By Bethaney Lee
As the overall enrollment at City College stabilizes, a number of departments on campus are still feeling the ill effects of low enrollment numbers that have affected the school for the past few years.
The college administration’s decision to cut classes with low enrollment has led many faculty members to take class promotion into their own hands. This is largely the case for staff from the Broadcasting and Media Arts Department (BEMA).
Class cuts in BEMA have prompted Department Chair Sheila McFarland and other department instructors to create an emergency WordPress page for brainstorming course promotion strategies.
“This semester, two classes got cut due to low enrollment: one section of BCST 119: Digital Media Skills and BCST 115: Announcing and Performance,” McFarland said. “So far we are squeaking by, but pretty soon so many classes will be cut that we will start to have even worse dwindling enrollment. It will become a downward spiral.”
There are approximately 225 students currently enrolled across BEMA’s 19 courses this fall. As a result, the department averages fewer than 12 students per course.
“We’ve tried many things to boost enrollment,” McFarland said. “We attend all of the enrollment events on campus and at BART. We attended the Mission Campus intro event and have helped distribute materials around the city.”
McFarland mentioned reaching out through visual and social media as well.
“We worked with the graphics students in Emerge Studios to create a brochure and we make our own brochures every semester to try to get the word out about our classes,” McFarland continued. “Instructors have made videos and placed them on YouTube and Facebook. It has helped some, but we still have visibility problems—people don’t know we exist.”

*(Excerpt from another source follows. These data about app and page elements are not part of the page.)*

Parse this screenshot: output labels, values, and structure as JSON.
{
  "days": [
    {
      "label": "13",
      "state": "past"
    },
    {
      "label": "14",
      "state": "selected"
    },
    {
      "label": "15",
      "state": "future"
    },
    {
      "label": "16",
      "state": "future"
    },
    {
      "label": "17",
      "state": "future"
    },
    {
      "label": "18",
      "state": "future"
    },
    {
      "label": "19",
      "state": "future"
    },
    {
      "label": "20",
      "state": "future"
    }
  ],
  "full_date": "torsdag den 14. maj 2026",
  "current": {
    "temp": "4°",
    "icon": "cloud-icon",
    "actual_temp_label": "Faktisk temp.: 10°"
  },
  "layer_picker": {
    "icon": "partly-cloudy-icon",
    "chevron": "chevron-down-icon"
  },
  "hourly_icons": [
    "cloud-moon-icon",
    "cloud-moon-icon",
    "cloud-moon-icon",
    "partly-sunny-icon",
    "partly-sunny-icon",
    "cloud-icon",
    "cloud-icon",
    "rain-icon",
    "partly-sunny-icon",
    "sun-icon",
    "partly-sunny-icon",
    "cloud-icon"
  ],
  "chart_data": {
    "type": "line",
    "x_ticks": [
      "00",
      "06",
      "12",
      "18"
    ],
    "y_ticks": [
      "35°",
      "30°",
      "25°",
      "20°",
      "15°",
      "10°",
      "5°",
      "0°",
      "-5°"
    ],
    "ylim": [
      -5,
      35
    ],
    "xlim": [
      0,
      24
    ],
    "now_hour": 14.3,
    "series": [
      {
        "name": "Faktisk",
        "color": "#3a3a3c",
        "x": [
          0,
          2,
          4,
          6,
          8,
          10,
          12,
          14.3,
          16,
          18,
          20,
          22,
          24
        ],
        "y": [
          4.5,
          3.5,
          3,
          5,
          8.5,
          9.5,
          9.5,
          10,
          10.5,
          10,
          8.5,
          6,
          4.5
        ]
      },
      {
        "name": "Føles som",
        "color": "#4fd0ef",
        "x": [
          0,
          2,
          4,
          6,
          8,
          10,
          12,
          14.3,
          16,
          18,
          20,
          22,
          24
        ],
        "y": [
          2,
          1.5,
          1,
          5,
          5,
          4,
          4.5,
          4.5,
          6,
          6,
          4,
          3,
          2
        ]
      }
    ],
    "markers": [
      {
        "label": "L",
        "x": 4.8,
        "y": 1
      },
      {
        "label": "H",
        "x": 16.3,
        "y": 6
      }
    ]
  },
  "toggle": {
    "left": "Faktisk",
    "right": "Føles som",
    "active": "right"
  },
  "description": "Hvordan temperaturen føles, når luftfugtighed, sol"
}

While the department program may lack recognition, it no longer lacks funding after securing a Career and Technical Education (CTE) and Perkins grant this last year.
“We received a CTE Enhancement Fund grant to create a game sound class and obtain the necessary components to be able to teach that type of advanced class in sound,” BEMA instructor Dana Labrecque said. “We are offering that class for the first time as a brand new class, and it is full.”
The few students of BEMA share a wealth of industry standard equipment purchased with the CTE grant, including two new surround sound systems, 25 seats of Pro Tools digital audio software, MIDI keyboards and a plethora of headphones.
“Our students get hands-on equipment immediately. Students can sign in and work on their own,” McFarland said. “Many schools nearby do not allow students alone on their multitrack consoles until after several semesters. Our students get experience right away.”
Overhauled last year, BEMA offers students seven certificate programs. The program is aware of what the average student interested in the field wants to learn.
“(They) are not looking to take a math or English class, but are there to gain skills in the industry and might not otherwise be in college if it weren’t for what we offer,” McFarland said.